In correspondence, Dore’s granddaughter recalled how, although Dore didn’t have an elaborate camera at the time, she still managed to take photographs as she visited the site to oversee the progress. Often climbing over rocks, bricks and dirt to take the photographs, Dore fell and broke her arm on one occasion.



The Architect

Architect-engineer Ronald Martin Wilson began work on his Cliffside drawings in late 1935. The building, which still stands on the original site and has been heritage-listed since 2004, is a testament to Wilson’s skill in both areas of architecture and engineering. The drawings, architectural plans and bill of quantities are also now available online. The original copies can also be viewed as part of the Wilson Architect Records (UQFL112) in the Fryer Library.
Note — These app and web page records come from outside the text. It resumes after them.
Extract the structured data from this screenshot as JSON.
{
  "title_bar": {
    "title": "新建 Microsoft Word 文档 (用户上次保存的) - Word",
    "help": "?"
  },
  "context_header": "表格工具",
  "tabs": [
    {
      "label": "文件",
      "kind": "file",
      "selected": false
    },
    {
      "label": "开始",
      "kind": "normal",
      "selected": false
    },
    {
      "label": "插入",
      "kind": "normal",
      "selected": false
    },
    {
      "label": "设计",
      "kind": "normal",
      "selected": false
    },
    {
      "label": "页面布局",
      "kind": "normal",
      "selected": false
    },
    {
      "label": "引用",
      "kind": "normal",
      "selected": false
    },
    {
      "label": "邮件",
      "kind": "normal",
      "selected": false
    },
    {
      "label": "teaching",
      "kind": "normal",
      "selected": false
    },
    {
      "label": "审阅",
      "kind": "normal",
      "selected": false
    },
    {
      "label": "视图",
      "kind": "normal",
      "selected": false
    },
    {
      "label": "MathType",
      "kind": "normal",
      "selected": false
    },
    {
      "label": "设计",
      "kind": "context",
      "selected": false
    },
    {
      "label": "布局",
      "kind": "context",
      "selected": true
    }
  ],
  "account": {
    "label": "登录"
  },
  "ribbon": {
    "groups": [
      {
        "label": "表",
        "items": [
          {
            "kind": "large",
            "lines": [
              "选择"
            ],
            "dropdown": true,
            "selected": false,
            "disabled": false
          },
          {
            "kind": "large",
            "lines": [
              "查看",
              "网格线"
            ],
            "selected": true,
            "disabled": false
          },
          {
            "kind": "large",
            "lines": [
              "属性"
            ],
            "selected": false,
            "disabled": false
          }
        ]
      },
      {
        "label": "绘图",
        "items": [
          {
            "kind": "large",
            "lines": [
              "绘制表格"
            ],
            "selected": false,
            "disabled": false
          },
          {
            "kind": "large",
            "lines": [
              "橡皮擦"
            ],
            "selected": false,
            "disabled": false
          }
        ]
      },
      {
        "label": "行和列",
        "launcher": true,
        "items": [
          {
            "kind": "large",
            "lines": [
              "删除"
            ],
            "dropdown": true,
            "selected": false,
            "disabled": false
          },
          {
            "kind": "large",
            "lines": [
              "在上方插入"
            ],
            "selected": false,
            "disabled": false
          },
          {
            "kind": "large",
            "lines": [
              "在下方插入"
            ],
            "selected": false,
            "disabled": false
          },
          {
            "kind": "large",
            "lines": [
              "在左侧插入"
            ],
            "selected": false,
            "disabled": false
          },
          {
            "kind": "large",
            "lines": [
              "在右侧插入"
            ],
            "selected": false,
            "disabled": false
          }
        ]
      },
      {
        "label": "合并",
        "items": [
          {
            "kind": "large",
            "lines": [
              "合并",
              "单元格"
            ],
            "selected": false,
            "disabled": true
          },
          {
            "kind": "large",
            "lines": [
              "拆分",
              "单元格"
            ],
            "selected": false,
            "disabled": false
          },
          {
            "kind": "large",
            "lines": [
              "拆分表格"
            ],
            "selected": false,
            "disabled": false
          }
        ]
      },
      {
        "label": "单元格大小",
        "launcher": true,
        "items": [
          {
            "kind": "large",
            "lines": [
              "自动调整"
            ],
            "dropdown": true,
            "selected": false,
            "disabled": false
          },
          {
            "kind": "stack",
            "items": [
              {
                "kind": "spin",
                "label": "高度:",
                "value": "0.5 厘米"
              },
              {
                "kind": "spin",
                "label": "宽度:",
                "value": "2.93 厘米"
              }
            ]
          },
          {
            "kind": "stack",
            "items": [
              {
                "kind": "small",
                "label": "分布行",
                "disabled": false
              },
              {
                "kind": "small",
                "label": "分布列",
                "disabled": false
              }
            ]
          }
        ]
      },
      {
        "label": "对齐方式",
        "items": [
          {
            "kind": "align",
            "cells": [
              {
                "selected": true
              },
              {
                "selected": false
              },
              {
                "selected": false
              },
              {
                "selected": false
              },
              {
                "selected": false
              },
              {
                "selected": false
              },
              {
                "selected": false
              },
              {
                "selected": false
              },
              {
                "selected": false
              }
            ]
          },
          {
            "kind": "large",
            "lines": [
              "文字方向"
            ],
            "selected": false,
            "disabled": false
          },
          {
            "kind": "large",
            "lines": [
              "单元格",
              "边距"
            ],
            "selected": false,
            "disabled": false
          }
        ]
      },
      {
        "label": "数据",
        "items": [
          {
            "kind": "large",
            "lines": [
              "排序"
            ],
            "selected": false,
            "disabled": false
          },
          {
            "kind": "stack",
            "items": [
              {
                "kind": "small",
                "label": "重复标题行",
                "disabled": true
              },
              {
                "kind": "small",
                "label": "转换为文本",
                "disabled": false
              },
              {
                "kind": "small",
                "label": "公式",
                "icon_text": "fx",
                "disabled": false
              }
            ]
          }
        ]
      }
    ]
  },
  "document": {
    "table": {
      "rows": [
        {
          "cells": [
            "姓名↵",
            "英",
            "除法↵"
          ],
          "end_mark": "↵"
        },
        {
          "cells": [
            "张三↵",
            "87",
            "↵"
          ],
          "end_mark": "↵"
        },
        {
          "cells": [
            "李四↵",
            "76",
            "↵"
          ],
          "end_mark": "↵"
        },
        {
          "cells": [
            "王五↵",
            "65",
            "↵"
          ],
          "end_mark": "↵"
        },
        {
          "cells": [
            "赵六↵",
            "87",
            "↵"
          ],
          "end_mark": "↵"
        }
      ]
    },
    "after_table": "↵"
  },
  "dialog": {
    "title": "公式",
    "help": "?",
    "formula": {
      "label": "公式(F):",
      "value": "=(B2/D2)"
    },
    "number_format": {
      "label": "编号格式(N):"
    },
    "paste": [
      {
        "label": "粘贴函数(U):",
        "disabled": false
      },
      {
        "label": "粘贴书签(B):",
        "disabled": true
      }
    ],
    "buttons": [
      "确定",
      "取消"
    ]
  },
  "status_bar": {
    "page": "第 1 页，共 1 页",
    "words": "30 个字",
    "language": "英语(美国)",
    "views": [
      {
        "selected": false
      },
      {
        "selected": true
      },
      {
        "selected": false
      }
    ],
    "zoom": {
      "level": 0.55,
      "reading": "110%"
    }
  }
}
Ronald Martin Wilson was the son of architect Alexander Brown Wilson. Ronald completed a Bachelor of Engineering in 1915 and a Masters of Engineering in 1921, both from The University of Queensland. He worked in practice with his father from 1920 until Alexander’s retirement in 1928. Ronald Wilson continued the practice until 1955. He, in turn, was joined by his son, Blair M. Wilson, who had also graduated from The University of Queensland. The Wilson firm is continued by Alexander Wilson's great-grandson, Hamilton Blair Wilson.

Last updated:
23 September 2020